*x*- and

*y*-intercepts.

All

*x*-intercepts, if they exist, must have a corresponding

*y*-value of zero. All

*y*-intercepts must have a corresponding

*x*-value of zero. This might sound confusing but just remember the following steps to algebraically find intercepts.

**Example**: Graph 3

*x* − 5

*y* = 15 using the

*x*- and

*y*-intercepts.

Plot the points and draw a line through them with a straight edge.

This is a nice and easy method for determining the two points you need for graphing a line. In fact, we will use this exact technique for finding intercepts when we study the graphs of all the conic sections later in our study of Algebra. Be careful not to say that

*y* = −3 is the

*y*-intercept because the intercepts, actually, are ordered pairs or points on the graph so you should take care to say (0,−3) is the

*y*-intercept.

**Use the given graph to answer the question.**
Be sure to pay attention to the scale. Misreading the scale is the most common error in this type of problem.

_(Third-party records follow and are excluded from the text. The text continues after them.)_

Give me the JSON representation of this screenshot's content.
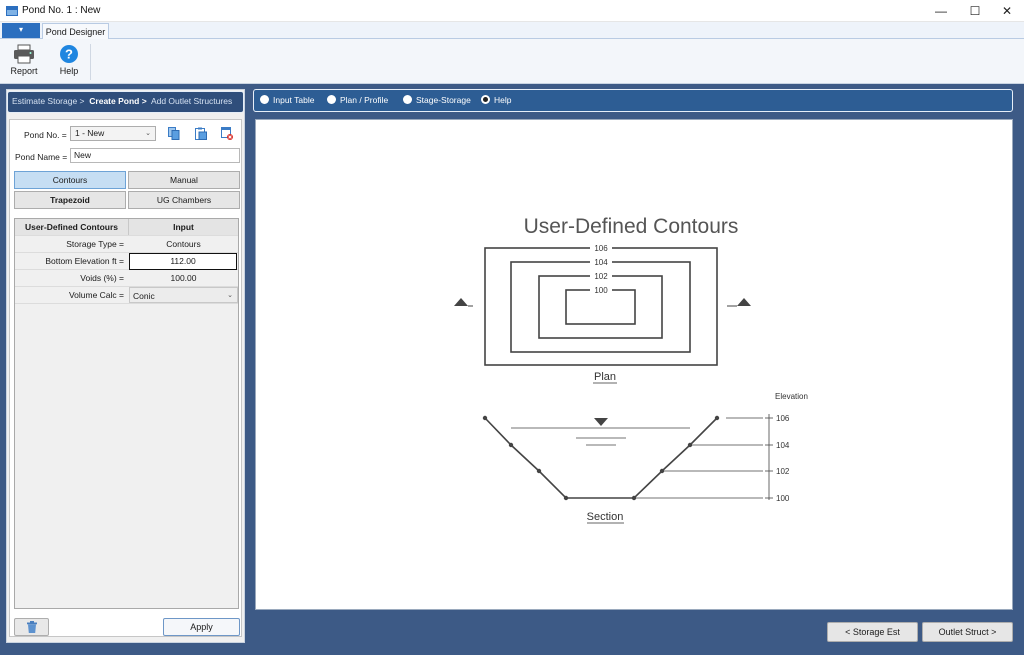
{
  "window": {
    "title": "Pond No. 1 : New",
    "minimize": "—",
    "maximize": "☐",
    "close": "✕"
  },
  "ribbon": {
    "file_tab": "▾",
    "tabs": [
      {
        "label": "Pond Designer"
      }
    ],
    "buttons": [
      {
        "label": "Report",
        "icon": "printer-icon"
      },
      {
        "label": "Help",
        "icon": "help-icon"
      }
    ]
  },
  "wizard": {
    "steps": [
      "Estimate Storage >",
      "Create Pond >",
      "Add Outlet Structures"
    ],
    "current": 1
  },
  "form": {
    "pond_no_label": "Pond No. =",
    "pond_no_value": "1 - New",
    "pond_name_label": "Pond Name =",
    "pond_name_value": "New",
    "type_buttons": [
      {
        "label": "Contours",
        "active": true
      },
      {
        "label": "Manual",
        "active": false
      },
      {
        "label": "Trapezoid",
        "active": false
      },
      {
        "label": "UG Chambers",
        "active": false
      }
    ]
  },
  "grid": {
    "headers": [
      "User-Defined Contours",
      "Input"
    ],
    "rows": [
      {
        "label": "Storage Type =",
        "value": "Contours"
      },
      {
        "label": "Bottom Elevation ft =",
        "value": "112.00"
      },
      {
        "label": "Voids (%) =",
        "value": "100.00"
      },
      {
        "label": "Volume Calc =",
        "value": "Conic"
      }
    ]
  },
  "apply_label": "Apply",
  "view_options": [
    {
      "label": "Input Table",
      "selected": false
    },
    {
      "label": "Plan / Profile",
      "selected": false
    },
    {
      "label": "Stage-Storage",
      "selected": false
    },
    {
      "label": "Help",
      "selected": true
    }
  ],
  "help_figure": {
    "title": "User-Defined Contours",
    "contour_labels": [
      "106",
      "104",
      "102",
      "100"
    ],
    "plan_label": "Plan",
    "section_label": "Section",
    "elevation_label": "Elevation"
  },
  "nav": {
    "back_label": "< Storage Est",
    "next_label": "Outlet Struct >"
  },
  "colors": {
    "accent": "#2d5d94",
    "background": "#3d5a86"
  }
}
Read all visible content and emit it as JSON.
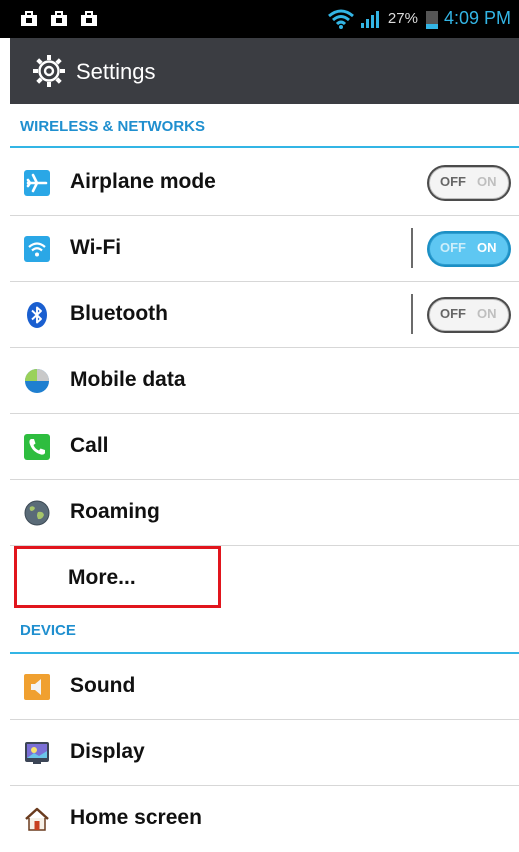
{
  "status_bar": {
    "notification_icons": [
      "bag-icon",
      "bag-icon",
      "bag-icon"
    ],
    "battery_percent": "27%",
    "time": "4:09 PM"
  },
  "action_bar": {
    "title": "Settings",
    "icon": "gear-icon"
  },
  "sections": {
    "wireless": {
      "title": "WIRELESS & NETWORKS",
      "items": [
        {
          "label": "Airplane mode",
          "icon": "airplane-icon",
          "toggle": {
            "off": "OFF",
            "on": "ON",
            "state": "off"
          }
        },
        {
          "label": "Wi-Fi",
          "icon": "wifi-icon",
          "toggle": {
            "off": "OFF",
            "on": "ON",
            "state": "on"
          }
        },
        {
          "label": "Bluetooth",
          "icon": "bluetooth-icon",
          "toggle": {
            "off": "OFF",
            "on": "ON",
            "state": "off"
          }
        },
        {
          "label": "Mobile data",
          "icon": "mobile-data-icon"
        },
        {
          "label": "Call",
          "icon": "phone-icon"
        },
        {
          "label": "Roaming",
          "icon": "globe-icon"
        },
        {
          "label": "More..."
        }
      ]
    },
    "device": {
      "title": "DEVICE",
      "items": [
        {
          "label": "Sound",
          "icon": "speaker-icon"
        },
        {
          "label": "Display",
          "icon": "display-icon"
        },
        {
          "label": "Home screen",
          "icon": "home-icon"
        }
      ]
    }
  },
  "colors": {
    "accent": "#33b5e5",
    "highlight": "#e1151d",
    "action_bar": "#3b3d42"
  }
}
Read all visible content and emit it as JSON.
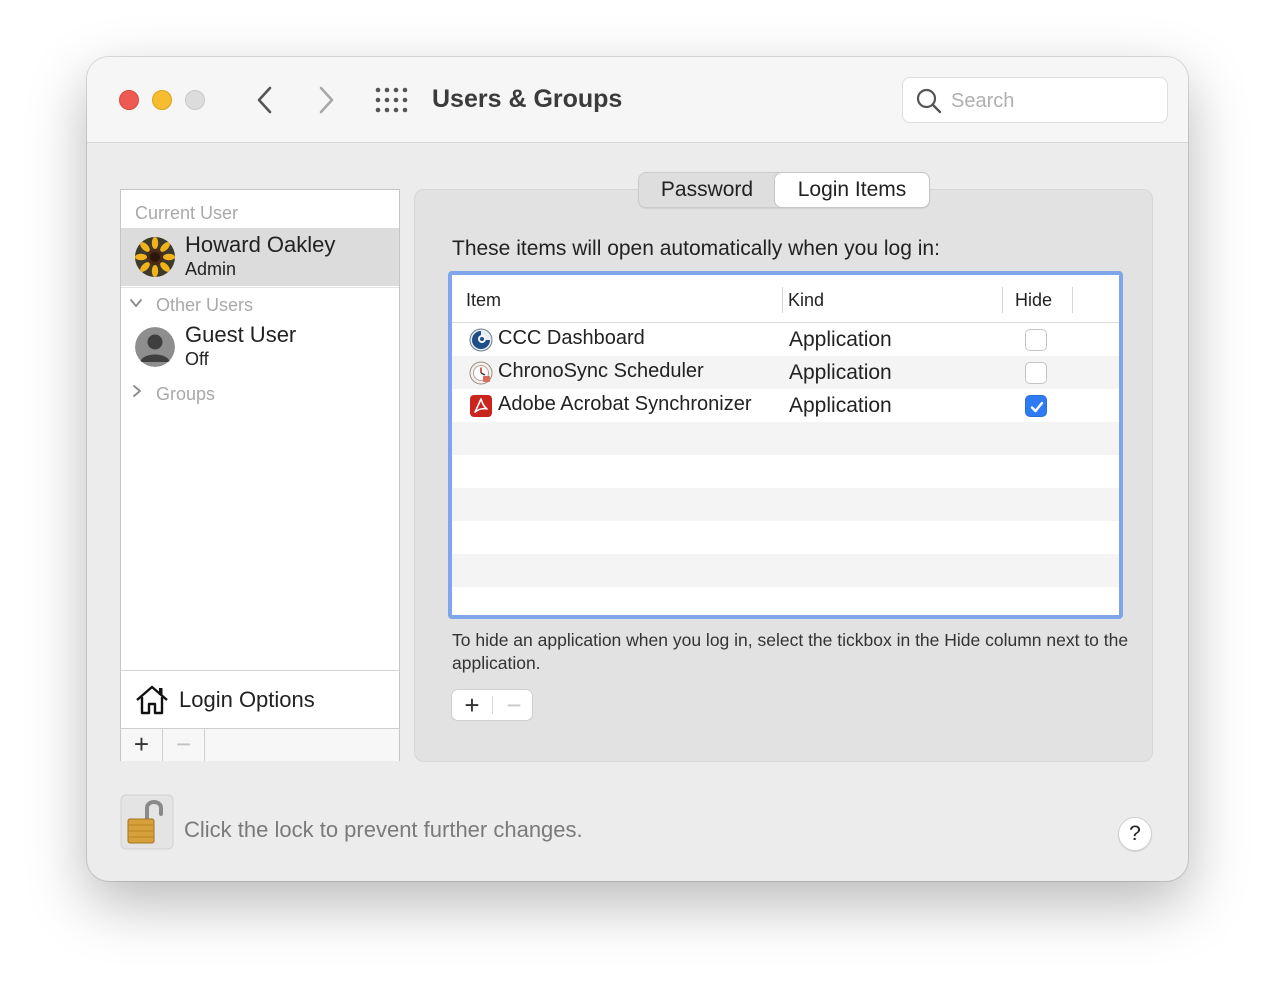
{
  "window": {
    "title": "Users & Groups",
    "search_placeholder": "Search"
  },
  "sidebar": {
    "current_user_label": "Current User",
    "current_user": {
      "name": "Howard Oakley",
      "role": "Admin"
    },
    "other_users_label": "Other Users",
    "other_users": [
      {
        "name": "Guest User",
        "status": "Off"
      }
    ],
    "groups_label": "Groups",
    "login_options_label": "Login Options",
    "add_label": "+",
    "remove_label": "−"
  },
  "tabs": [
    {
      "label": "Password",
      "selected": false
    },
    {
      "label": "Login Items",
      "selected": true
    }
  ],
  "login_items": {
    "intro": "These items will open automatically when you log in:",
    "columns": [
      "Item",
      "Kind",
      "Hide"
    ],
    "rows": [
      {
        "item": "CCC Dashboard",
        "kind": "Application",
        "hide": false,
        "icon": "ccc-dashboard-icon"
      },
      {
        "item": "ChronoSync Scheduler",
        "kind": "Application",
        "hide": false,
        "icon": "chronosync-icon"
      },
      {
        "item": "Adobe Acrobat Synchronizer",
        "kind": "Application",
        "hide": true,
        "icon": "acrobat-icon"
      }
    ],
    "help": "To hide an application when you log in, select the tickbox in the Hide column next to the application.",
    "add_label": "+",
    "remove_label": "−"
  },
  "footer": {
    "lock_text": "Click the lock to prevent further changes.",
    "help_label": "?"
  },
  "colors": {
    "accent": "#2f7bf5",
    "table_focus_ring": "#7fa6ea",
    "close": "#ee5a52",
    "minimize": "#f5bd2f"
  }
}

**Example**: Graph −4

*x* + 3

*y* = 12 using the intercepts.

**Example**: Graph −4

*x* + 2

*y* = −6 using the intercepts.

**Example**: Graph

*y* = −5

*x* +15 using the intercepts.

**Example**: Graph

*y* = −3/4

*x* + 9 using the intercepts.

This brings us to one of the most popular questions in linear graphing.

**Do all lines have ***x*- and *y*-intercepts? The answer is NO. Horizontal lines, of the form

*y* =

*b*, do not necessarily have

*x*-intercepts. Vertical lines, of the form

*x* =

*a*, do not necessarily have

*y*-intercepts.

**Example**: Graph

*y* = 3.

**Example**: Graph

* x* = −2.

**Video Examples on YouTube**: